As Johnstown was basking in the attention given our region by Pennsylvania’s governor last Tuesday, an Allegheny County official took the opportunity to fire a political potshot.
Quite frankly, we were offended.
State Democratic Party Chairman Jim Burn criticized Tom Corbett’s visit to the city, saying the governor could make better use of his time.
We guess by passing out taxpayer dollars in Pittsburgh and its suburbs, as if they don’t already get enough.
According to our David Hurst, an email he received said Corbett paddled past schools his funding cuts have hurt in the region, and past struggling taxpayers – and could have used that time to meet with them and hear their frustrations. Hurst covered Corbett and his entourage.
But as Hurst noted in his story, local officials saw Corbett’s tour as far more than just a pleasure cruise.
While the visitors toured a Stonycreek riverpark and kayaked the Conemaugh River through the Gap eight miles to Seward, Corbett reflected on the water-quality improvements to both.
Today, waterways once badly polluted are on the rebound – and luring tourists to the region, he said.
“Many of us once gave up on the (Stonycreek) river as lost,” Corbett

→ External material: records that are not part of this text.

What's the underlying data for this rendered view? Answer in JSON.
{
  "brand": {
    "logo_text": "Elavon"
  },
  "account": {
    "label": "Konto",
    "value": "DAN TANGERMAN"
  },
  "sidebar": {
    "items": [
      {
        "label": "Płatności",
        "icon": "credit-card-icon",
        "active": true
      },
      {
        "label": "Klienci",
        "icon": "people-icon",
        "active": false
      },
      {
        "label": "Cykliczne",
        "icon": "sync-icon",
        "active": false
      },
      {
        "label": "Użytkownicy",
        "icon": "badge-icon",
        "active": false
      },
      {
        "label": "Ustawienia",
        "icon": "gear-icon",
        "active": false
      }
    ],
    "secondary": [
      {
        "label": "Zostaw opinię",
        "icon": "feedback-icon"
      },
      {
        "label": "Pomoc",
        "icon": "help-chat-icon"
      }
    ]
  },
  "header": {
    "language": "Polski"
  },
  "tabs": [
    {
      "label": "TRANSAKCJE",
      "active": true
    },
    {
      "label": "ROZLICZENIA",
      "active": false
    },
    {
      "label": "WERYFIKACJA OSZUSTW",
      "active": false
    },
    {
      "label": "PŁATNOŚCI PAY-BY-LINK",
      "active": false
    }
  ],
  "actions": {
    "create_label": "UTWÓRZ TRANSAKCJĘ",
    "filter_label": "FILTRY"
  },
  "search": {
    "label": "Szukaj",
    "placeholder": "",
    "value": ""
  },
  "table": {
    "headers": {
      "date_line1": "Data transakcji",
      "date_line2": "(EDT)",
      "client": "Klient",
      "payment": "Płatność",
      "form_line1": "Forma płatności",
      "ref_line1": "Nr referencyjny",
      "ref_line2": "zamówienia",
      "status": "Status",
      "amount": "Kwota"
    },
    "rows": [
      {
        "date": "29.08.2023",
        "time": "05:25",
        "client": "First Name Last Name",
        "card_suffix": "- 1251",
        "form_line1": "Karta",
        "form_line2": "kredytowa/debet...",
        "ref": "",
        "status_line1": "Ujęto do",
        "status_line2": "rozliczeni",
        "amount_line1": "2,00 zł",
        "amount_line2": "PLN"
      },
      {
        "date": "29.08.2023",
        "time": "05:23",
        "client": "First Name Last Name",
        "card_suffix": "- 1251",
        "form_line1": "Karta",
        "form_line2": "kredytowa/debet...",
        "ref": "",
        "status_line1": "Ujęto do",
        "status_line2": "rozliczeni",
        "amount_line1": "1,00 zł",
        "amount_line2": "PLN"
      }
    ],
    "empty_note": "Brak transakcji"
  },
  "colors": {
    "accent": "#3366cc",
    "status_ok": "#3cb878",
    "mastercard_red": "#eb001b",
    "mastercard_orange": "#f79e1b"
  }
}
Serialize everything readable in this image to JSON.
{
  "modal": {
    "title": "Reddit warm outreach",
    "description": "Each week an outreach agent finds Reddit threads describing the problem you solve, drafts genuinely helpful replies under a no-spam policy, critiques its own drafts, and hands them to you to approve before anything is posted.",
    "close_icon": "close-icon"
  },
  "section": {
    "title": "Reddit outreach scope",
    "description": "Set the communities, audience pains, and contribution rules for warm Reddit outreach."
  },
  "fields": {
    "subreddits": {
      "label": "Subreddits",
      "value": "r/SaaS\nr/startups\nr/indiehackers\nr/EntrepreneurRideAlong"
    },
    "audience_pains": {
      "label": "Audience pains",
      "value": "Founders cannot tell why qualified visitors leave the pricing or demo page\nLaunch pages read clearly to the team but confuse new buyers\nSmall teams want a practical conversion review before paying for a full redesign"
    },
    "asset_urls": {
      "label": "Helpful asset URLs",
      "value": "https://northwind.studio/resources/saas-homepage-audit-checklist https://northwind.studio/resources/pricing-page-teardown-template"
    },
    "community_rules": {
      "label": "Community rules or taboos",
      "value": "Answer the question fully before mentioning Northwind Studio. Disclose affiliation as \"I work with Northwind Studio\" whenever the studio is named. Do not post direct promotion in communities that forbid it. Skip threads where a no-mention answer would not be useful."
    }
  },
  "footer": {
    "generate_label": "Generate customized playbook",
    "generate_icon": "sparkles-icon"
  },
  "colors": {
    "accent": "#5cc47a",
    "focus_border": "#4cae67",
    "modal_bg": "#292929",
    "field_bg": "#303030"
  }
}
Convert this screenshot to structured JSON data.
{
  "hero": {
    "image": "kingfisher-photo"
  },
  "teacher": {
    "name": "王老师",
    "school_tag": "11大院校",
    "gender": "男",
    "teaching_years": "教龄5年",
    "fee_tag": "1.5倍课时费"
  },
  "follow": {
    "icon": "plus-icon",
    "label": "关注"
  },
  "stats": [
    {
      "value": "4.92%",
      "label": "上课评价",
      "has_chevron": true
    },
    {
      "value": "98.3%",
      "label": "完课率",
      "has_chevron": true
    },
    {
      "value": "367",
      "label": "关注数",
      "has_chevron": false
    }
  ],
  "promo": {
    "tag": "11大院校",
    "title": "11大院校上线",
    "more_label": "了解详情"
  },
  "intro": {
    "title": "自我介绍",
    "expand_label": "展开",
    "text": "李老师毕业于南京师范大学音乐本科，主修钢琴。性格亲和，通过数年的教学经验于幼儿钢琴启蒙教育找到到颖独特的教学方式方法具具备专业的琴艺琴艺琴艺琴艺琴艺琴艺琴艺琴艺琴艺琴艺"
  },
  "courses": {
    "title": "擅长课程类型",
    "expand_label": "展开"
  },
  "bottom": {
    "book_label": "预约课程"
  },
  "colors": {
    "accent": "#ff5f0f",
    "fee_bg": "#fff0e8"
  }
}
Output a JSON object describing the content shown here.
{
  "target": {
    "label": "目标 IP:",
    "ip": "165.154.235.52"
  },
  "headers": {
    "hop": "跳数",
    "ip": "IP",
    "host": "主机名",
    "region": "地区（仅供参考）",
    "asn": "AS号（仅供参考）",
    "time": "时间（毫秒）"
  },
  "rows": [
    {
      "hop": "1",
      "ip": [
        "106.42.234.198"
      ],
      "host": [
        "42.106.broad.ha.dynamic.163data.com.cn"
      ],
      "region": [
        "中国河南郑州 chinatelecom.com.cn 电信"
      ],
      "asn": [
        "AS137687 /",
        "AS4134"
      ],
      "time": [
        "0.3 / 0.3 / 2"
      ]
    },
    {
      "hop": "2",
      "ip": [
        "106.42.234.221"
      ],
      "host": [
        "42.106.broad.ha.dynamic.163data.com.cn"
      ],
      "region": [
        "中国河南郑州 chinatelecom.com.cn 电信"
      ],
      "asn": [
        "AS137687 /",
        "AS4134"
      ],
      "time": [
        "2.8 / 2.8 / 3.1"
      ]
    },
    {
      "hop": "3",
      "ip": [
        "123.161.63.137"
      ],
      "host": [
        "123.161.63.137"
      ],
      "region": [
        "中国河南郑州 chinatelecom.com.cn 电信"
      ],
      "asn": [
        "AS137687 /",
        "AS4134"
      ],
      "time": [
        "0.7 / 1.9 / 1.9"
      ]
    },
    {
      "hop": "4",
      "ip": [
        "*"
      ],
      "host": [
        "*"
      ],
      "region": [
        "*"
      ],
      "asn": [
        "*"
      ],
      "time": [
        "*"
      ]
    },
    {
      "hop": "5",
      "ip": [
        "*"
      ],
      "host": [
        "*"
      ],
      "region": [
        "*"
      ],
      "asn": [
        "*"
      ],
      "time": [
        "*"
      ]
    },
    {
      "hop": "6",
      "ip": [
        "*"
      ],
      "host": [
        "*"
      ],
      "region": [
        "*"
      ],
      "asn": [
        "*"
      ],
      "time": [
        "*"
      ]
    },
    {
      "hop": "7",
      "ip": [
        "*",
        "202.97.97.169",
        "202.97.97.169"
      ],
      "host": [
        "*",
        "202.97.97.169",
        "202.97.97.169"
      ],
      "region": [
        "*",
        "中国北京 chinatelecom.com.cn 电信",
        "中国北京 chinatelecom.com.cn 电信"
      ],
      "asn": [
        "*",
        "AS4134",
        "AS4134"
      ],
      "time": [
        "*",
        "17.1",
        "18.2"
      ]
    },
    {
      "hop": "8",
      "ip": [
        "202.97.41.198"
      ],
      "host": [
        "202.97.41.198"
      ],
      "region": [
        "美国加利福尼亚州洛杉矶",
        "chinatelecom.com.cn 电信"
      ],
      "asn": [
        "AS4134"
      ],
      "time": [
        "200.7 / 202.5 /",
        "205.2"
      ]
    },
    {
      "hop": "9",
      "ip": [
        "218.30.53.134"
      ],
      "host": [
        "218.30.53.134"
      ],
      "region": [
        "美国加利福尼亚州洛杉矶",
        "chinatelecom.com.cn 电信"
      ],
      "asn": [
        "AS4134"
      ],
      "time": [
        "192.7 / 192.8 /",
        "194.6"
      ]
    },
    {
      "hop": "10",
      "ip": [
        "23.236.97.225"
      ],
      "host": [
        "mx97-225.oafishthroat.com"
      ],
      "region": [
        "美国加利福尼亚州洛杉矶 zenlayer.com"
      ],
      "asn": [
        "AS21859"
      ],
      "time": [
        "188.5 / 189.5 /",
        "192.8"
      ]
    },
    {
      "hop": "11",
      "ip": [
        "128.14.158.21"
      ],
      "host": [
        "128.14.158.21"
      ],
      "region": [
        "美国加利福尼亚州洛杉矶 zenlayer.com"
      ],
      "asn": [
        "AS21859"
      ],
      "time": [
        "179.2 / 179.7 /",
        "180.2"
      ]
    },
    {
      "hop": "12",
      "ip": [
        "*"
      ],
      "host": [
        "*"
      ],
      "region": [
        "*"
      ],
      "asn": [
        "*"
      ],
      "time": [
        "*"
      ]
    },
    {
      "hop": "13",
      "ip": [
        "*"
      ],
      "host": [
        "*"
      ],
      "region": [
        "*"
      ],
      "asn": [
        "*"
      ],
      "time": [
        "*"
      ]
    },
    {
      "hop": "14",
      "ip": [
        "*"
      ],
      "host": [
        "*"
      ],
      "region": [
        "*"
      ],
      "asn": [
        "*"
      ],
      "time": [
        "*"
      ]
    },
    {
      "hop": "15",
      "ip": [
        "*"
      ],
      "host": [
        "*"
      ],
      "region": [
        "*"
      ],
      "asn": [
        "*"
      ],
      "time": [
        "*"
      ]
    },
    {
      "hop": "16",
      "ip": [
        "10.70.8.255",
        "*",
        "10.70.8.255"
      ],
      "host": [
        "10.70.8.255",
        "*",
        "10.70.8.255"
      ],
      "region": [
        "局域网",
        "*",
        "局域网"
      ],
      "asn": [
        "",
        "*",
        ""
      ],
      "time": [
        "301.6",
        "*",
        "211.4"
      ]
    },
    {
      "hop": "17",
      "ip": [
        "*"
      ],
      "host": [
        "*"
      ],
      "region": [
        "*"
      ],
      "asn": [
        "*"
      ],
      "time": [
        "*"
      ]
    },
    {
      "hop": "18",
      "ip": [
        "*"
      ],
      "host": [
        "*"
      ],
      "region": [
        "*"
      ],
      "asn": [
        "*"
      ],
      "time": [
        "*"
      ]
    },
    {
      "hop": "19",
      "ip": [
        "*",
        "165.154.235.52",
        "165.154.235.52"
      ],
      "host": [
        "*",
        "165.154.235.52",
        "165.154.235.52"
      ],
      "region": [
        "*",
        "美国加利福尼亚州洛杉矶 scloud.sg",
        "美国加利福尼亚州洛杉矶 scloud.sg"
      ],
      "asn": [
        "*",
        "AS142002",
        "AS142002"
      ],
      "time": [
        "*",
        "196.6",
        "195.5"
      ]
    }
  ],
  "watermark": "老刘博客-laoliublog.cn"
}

“Now, through the work of our citizens, in partnership with the state, we have this river back. And you are creating jobs.”
Indeed, and we’re very proud of those facts and of the individuals and groups in our region who have worked hard to make those things happen.
Corbett spent an entire workday in the Johnstown region, sightseeing and listening to what was on the minds of our officials and volunteer movers and shakers. It was part of a three-day rivers, parks
and museum tour, which, by the way, did include Point State Park in Pittsburgh.
But Burn saw it differently.
“Today, instead of meeting with the people of Cambria and Blair counties and seeing the repercussions of his harmful policies,” he said, “Gov. Corbett is simply paddling past his problems. …”
Perhaps Burn also was particularly upset that the governor was spending time in the hometown of Robert Gleason Jr., the state’s Republican Party chief.
In any case, Corbett was informed of the planned Conemaugh River geothermal project, an effort to link area trails to the downtown and a Main Street transportation enhancement and streetscape project designed to lure travelers into the city.
“This is a great opportunity,” Mike Kane, executive director of the Community Foundation for the Alleghenies, said.
“This gave us a chance to show the governor what we’ve accomplished and where we’re headed. With the state DCNR (Department of Conservation & Natural Resources) and DEP (Department of Environmental Protection) secretaries here, too, it can really create opportunities for us.”
Too bad if that doesn’t sit well with Allegheny County’s Mr. Burn.